Grace

 

The etymology of grace is kindness, favour, esteem, mercy, honour, to praise, and to welcome. And as John Stott said, “Grace is love that cares and stoops and rescues.”

 

Identify the qualities or characteristics that make you unique. Identify what sets you apart and how this benefits the people around you.

 

Always take pride in yourself as a human being and walk tall, proudly and with grace. Show kindness and care to those around you everyday. This will make you feel good about yourself and build self-esteem.

 

Ensure you are surrounded by people who are encouraging, and who make you feel good about yourself inside.

 

Build your legacy. Think about the memories you will leave behind one day in people’s minds.  How would you want them to remember you?  

 

 

Intelligence

 

Intelligence is the ability to acquire and apply knowledge and skills. And we all have the ability to do this. Find a discipline you are interested in, and study it. Become an expert at it. Develop skills around it and start sharing this to the world.

 

Make a list of people who influence you, who you look up to, and who inspire you. Think about whether or not the way they look is a factor in their individual success or achievements.

 

Intelligence is knowing that your skin replaces itself every month, your stomach lining is replaced every five days, your liver replenishes every six weeks, and your skeleton does it every three months. You body can change itself completely in a matter of months, and you, becoming a totally new person.

 

Artistic

 

To be artistic means having or revealing natural creative and imaginative skill in arrangement or execution, or to create anything aesthetically pleasing.

 

Each person can be creative and artistic in some way. Experiment with drawing, singing, writing, dancing, photography, videography, designing new spaces, or simply take something from nature and arrange it beautifully around your home such as flower arranging.

 

Be conscious about what your body and mind is capable of every day. Do not let your weight or body shape have any influence on whether or not to take part in creative activities.

 

Refined

 

To be refined means to be cultured, to be elevated and polished.

 

  • It means you are sophisticated, and having, revealing, or proceeding from a great deal of worldly experience and knowledge.
  • It mean you have an appreciation for beauty and the finer things in life.
  • You are kind, gentle, polite, tolerant and are respectful of others.
  • You are educated and well-informed, knowing about a variety of subjects; travel, fashion food, art, countries, news highlights.
  • You are being curious, unprejudiced, and open-minded.
    And living a life of excellence and discernment.

 

To become more elevated and polished:

 

Be true to who you are, and become known as a person of character and high integrity - your good reputation sometimes is all you’ve got.

 

Know your values and stick to them. Think about your values carefully and always ensure you stay congruent to it, if you don't - you will let yourself down, and this one of the worst things you can ever do.
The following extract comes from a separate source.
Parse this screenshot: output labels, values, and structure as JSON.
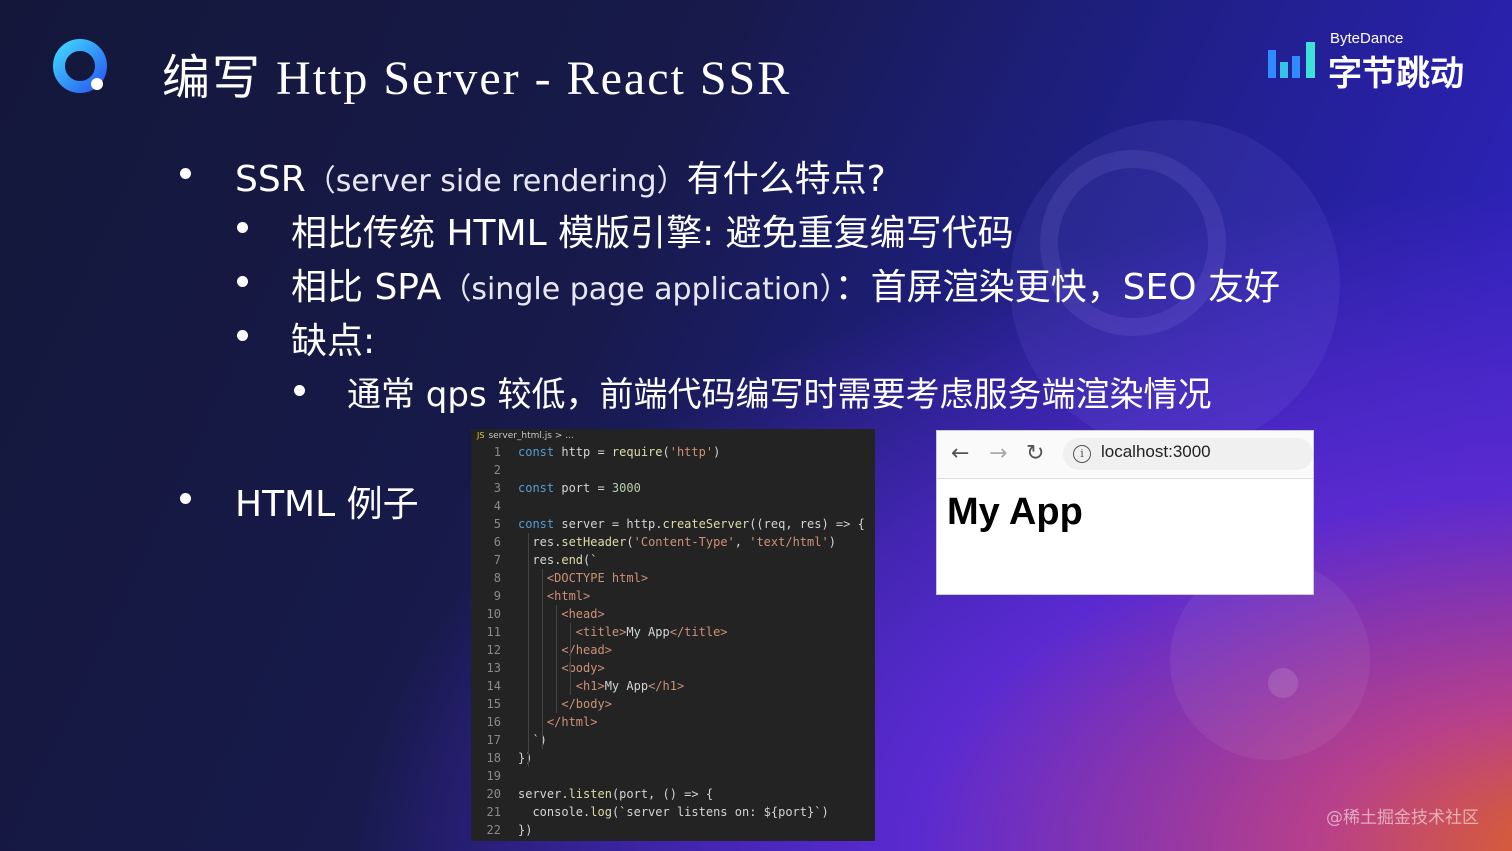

Please note

This article was originally written for- and is the property of Mindvalley.com. Quotation of, citation from, and reference to any of the data, findings, and research methodology from this writing must be credited to the resourced-individuals mentioned and to Mindvalley.com. To obtain permission for copying and reproduction, please contact Mindvalley.com

Did You See This?